4 – Making Work Fun
As an entrepreneur, it seems you’re always working and your thoughts are consumed by a steady stream of new ideas on how to nurture your business to grow. So, you have to make it fun, otherwise it can be overwhelming. You either love it or leave it.
Ruth, despite all the hard work involved in running a restaurant, definitely knew how to have a good time. She would greet everyone that walked through Ruth’s Chris door with a big smile and invite them to play a lively game of cards when the work day was done. To her, they weren’t just guests, the were friends and family.
As an innkeeper, and even now as a publisher, I realize I traded in my stressful corporate 9 to 5 for an exciting and fun 24/7 schedule sharing stories about cultures and food. Though the hours are sometimes long, I couldn’t imagine my life any other way.
So what is the bottom line when it comes to the importance of passion in business? Without it, any soul would likely give up on this bumpy ride of being an entrepreneur. But by creating something meaningful, learning new things, and having a bit of fun in the process, being a business owner can be one of the most rewarding jobs in the world.
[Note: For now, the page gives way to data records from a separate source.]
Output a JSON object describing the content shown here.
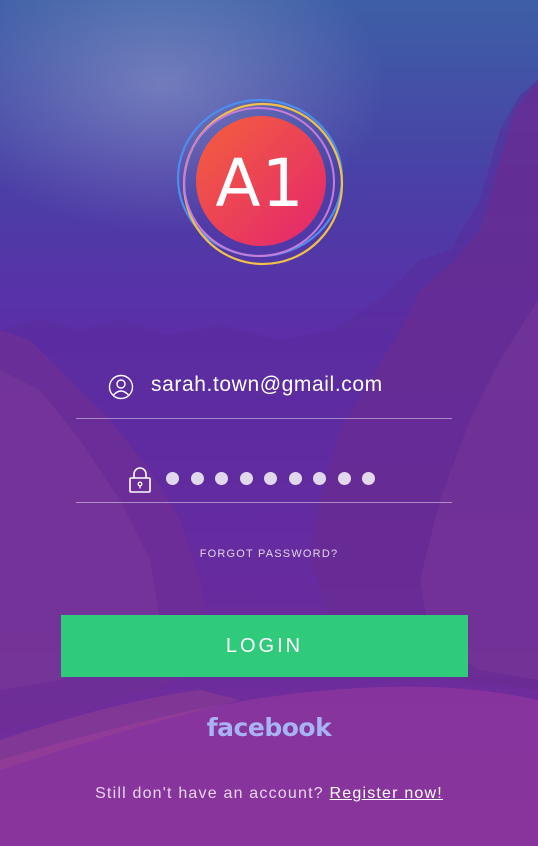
{
  "logo": {
    "text": "A1"
  },
  "email": {
    "value": "sarah.town@gmail.com"
  },
  "password": {
    "masked_length": 9
  },
  "forgot_password": "FORGOT PASSWORD?",
  "login_button": "LOGIN",
  "facebook_label": "facebook",
  "register": {
    "prompt": "Still don't have an account?",
    "link": "Register now!"
  },
  "colors": {
    "login_button": "#2fcb7a",
    "logo_gradient_start": "#f4603c",
    "logo_gradient_end": "#e3256f",
    "facebook_text": "#a7b3f2"
  },
  "icons": {
    "email": "user-circle-icon",
    "password": "lock-icon"
  }
}
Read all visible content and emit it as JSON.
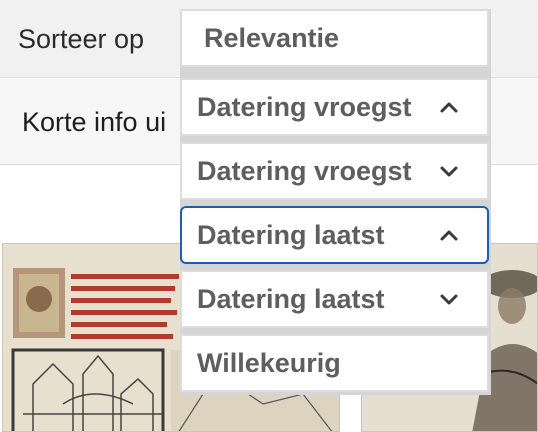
{
  "sort": {
    "label": "Sorteer op",
    "options": [
      {
        "label": "Relevantie",
        "icon": "none"
      },
      {
        "label": "Datering vroegst",
        "icon": "chevron-up-icon"
      },
      {
        "label": "Datering vroegst",
        "icon": "chevron-down-icon"
      },
      {
        "label": "Datering laatst",
        "icon": "chevron-up-icon",
        "highlighted": true
      },
      {
        "label": "Datering laatst",
        "icon": "chevron-down-icon"
      },
      {
        "label": "Willekeurig",
        "icon": "none"
      }
    ]
  },
  "info": {
    "label": "Korte info ui"
  },
  "colors": {
    "focus_border": "#1a5fb4",
    "option_text": "#5e5e5e",
    "bar_background": "#f1f1f1"
  }
}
I plan to continue pursuing this dream of travel writing and publishing, living my life with passion, and hope to leave a legacy as inspiring as Ruth Fertel.
Disclosure: I was invited by Ruth’s Chris Steak House to learn about the woman behind the name and to discover and share their story as they celebrate their 50th anniversary this year.
You should use spell check. There is no “n” in restaurateur.
FYI – Restaurateur vs. restauranteur
The French word for a person who owns or runs a restaurant is restaurateur, with no n, and this is the spelling used most often in English, especially in edited writing. Restauranteur, with an n, appears in English about once for every ten instances of restaurateur. But while this spelling is common and has a long history, many people consider it wrong.
The Oxford English Dictionary notes restauranteur as originally from the U.S. and lists examples from as far back as 1859, though a historical Google Books search covering the 19th century uncovers no more than a handful of instances of restauranteur. Many more examples are found in texts from the first half of the 20th century, including many from outside the U.S. Today, the misspelling appears about equally often throughout the English-speaking world.
Well said Micheal!!!! It amazes me how people do all they can to find the negative…